Honorable Cliff Yelle
Olympia, Washington Cite as: AGO 55-57 No. 62
Attention: !ttMr. A. E. Hankins, Chief Examiner
Division of Municipal Corporations
You have requested the opinion of this office on the following question:
"Can a city of the third class, operating under the council-manager form of government, expend utility revenues to engage an industrial consultant for the purpose of encouraging industrial development in the community?"
In our opinion, such an expenditure would be improper.
It is well settled that a municipal corporation has only such powers as are clearly and unmistakably granted to it by law, and may assume no others unless they are necessarily implied from or incidental to the powers expressly granted, or indispensable to the declared objects and purposes of the city. It is equally true that statutory authority must be found for any expenditure [[Orig. Op. Page 2]] of public funds. These propositions are now so familiar as to require no citation of authority.
A city may of course construct and operate an electrical utility. RCW 80.40.050. Disposition of the resulting revenue is governed by RCW 35.24.430, which provides in relevant part that:
"No taxes shall be imposed for maintenance and operating charges * * * If the rates in force produce a greater amount than is necessary to meet operating and maintenance charges, the rates may be reduced or the excess income may be transferred to the city's current expense fund." (Emphasis supplied)
"Maintenance" refers to upkeep, support, or preservation of the property. Black's Law Dictionary (3rd ed. 1933), p. 1143; State ex rel. King County v. Murrow, 199 Wash. 685. "Operating charges" may be somewhat broader than maintenance, although it has been held that the former includes the latter. SeeState ex rel, King County v. Murrow, supra, andPowell v. City & County of San Francisco, 62 Cal.App. (2d) 291, 144 P. (2d) 617. The California case extends "Operating expense" to include lobbying on utility legislation. We think, however, that the phrase as used in RCW 35.24.430 means simply the cost of runningthe utility. Whether or not this might include an expense for advertising or promoting the utility as such, a question which we need not consider, it certainly does not include the general promotion and encouragement of industrial development for the city as a whole. The rules of construction set out above, when applied to the limited authority of RCW 35.24.430, preclude such an undertaking by means of utility funds. We have previously applied those rules to municipal utility funds. See opinion to the Supervisor of Municipal Corporations, 23 March, 1927, a copy of which is attached.

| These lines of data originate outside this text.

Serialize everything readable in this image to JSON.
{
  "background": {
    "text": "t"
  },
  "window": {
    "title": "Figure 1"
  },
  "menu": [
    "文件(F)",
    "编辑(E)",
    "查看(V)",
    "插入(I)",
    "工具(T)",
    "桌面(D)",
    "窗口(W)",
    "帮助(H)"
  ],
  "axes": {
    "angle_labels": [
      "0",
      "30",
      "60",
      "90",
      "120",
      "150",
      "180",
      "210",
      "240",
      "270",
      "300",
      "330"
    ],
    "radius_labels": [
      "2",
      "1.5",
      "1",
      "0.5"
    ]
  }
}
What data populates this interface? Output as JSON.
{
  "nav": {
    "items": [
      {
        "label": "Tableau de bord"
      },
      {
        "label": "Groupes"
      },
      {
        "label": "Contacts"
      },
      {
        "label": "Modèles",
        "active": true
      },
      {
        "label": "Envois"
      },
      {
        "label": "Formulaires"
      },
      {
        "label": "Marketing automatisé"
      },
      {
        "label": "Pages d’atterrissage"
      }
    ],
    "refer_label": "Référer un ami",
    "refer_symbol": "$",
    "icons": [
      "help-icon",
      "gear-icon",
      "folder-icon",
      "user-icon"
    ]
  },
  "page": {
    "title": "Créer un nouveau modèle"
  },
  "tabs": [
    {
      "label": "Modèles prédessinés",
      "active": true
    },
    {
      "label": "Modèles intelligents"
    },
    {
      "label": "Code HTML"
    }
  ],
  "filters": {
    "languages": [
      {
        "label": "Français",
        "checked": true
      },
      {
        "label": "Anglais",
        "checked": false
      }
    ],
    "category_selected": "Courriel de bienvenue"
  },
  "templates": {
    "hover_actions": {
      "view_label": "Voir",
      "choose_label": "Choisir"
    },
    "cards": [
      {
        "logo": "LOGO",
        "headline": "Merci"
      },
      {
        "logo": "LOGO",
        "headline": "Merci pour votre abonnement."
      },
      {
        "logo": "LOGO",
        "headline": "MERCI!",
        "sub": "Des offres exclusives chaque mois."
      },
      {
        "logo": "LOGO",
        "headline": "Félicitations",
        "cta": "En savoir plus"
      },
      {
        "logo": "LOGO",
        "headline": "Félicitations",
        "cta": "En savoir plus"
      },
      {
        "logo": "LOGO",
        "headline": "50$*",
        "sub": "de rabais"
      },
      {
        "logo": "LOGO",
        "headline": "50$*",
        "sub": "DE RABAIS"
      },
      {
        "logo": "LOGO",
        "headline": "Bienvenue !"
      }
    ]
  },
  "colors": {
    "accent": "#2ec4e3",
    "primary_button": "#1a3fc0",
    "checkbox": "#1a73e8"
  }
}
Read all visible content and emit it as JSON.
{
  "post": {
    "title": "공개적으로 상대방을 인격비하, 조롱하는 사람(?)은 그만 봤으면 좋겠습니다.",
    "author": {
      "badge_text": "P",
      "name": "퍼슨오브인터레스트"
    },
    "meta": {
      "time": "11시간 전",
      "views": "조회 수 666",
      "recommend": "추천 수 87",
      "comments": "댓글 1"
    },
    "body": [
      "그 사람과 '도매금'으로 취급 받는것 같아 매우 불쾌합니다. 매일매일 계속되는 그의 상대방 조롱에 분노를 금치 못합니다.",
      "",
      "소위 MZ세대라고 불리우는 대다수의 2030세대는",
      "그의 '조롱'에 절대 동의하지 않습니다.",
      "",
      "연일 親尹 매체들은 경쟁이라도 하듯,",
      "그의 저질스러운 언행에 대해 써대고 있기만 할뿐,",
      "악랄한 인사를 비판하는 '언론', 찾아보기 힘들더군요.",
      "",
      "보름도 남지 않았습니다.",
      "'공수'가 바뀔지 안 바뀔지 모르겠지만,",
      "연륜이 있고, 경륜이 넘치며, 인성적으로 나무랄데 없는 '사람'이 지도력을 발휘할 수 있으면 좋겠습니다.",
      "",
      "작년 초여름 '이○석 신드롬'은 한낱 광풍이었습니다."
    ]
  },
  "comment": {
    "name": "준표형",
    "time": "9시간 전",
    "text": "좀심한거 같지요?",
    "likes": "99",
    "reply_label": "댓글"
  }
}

Whether the city itself could expend funds for the stimulation of industrial development is at least doubtful. SeeTown of Wooley v. Donnelly, 75 Wash. 206; 77 A.L.R. 466; RCW 35.24.290 (18). If it be assumed,arguendo, that this [[Orig. Op. Page 3]] would be possible, we do not believe that utility revenue could be used for the purpose before it had been deposited in the city current expense fund pursuant to RCW 35.24.430. Nor do we think the existence of council-manager government is material here.
We conclude that a city of the third class could not pay an industrial consultant, employed to encourage industrial development in the community, from utility revenues.
We hope the foregoing analysis will prove helpful to you.
Very truly yours,
MAURICE M. EPSTEIN
Assistant Attorney General